### What you should do
Each line of the listing below that includes "title" must be copied.

### Extracted entries
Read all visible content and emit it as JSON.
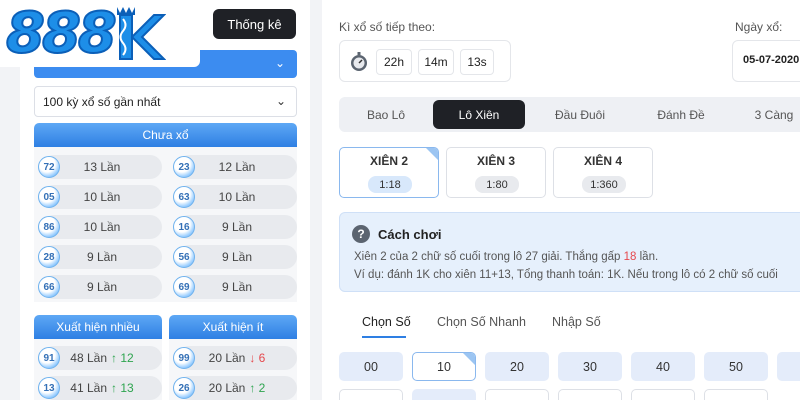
{
  "logo": {
    "text": "888",
    "letter": "K"
  },
  "left": {
    "top_button": "Thống kê",
    "select_recent": "100 kỳ xổ số gần nhất",
    "not_drawn": {
      "title": "Chưa xổ",
      "items": [
        {
          "num": "72",
          "label": "13 Lần"
        },
        {
          "num": "23",
          "label": "12 Lần"
        },
        {
          "num": "05",
          "label": "10 Lần"
        },
        {
          "num": "63",
          "label": "10 Lần"
        },
        {
          "num": "86",
          "label": "10 Lần"
        },
        {
          "num": "16",
          "label": "9 Lần"
        },
        {
          "num": "28",
          "label": "9 Lần"
        },
        {
          "num": "56",
          "label": "9 Lần"
        },
        {
          "num": "66",
          "label": "9 Lần"
        },
        {
          "num": "69",
          "label": "9 Lần"
        }
      ]
    },
    "most": {
      "title": "Xuất hiện nhiều",
      "items": [
        {
          "num": "91",
          "label": "48 Lần",
          "delta": "↑ 12"
        },
        {
          "num": "13",
          "label": "41 Lần",
          "delta": "↑ 13"
        }
      ]
    },
    "least": {
      "title": "Xuất hiện ít",
      "items": [
        {
          "num": "99",
          "label": "20 Lần",
          "delta": "↓ 6"
        },
        {
          "num": "26",
          "label": "20 Lần",
          "delta": "↑ 2"
        }
      ]
    }
  },
  "right": {
    "next_label": "Kì xổ số tiếp theo:",
    "timer": {
      "h": "22h",
      "m": "14m",
      "s": "13s"
    },
    "date_label": "Ngày xổ:",
    "date_value": "05-07-2020",
    "tabs": [
      "Bao Lô",
      "Lô Xiên",
      "Đầu Đuôi",
      "Đánh Đề",
      "3 Càng"
    ],
    "active_tab": 1,
    "xien": [
      {
        "name": "XIÊN 2",
        "rate": "1:18"
      },
      {
        "name": "XIÊN 3",
        "rate": "1:80"
      },
      {
        "name": "XIÊN 4",
        "rate": "1:360"
      }
    ],
    "info": {
      "title": "Cách chơi",
      "line1_a": "Xiên 2 của 2 chữ số cuối trong lô 27 giải. Thắng gấp ",
      "line1_b": "18",
      "line1_c": " lần.",
      "line2": "Ví dụ: đánh 1K cho xiên 11+13, Tổng thanh toán: 1K. Nếu trong lô có 2 chữ số cuối"
    },
    "sub_tabs": [
      "Chọn Số",
      "Chọn Số Nhanh",
      "Nhập Số"
    ],
    "numbers": [
      "00",
      "10",
      "20",
      "30",
      "40",
      "50"
    ]
  },
  "colors": {
    "accent": "#2e7fe3",
    "dark": "#1f2126",
    "up": "#2ea44f",
    "down": "#e5484d"
  }
}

### Written solution
      "title": "Chưa xổ",
      "title": "Xuất hiện nhiều",
      "title": "Xuất hiện ít",
      "title": "Cách chơi",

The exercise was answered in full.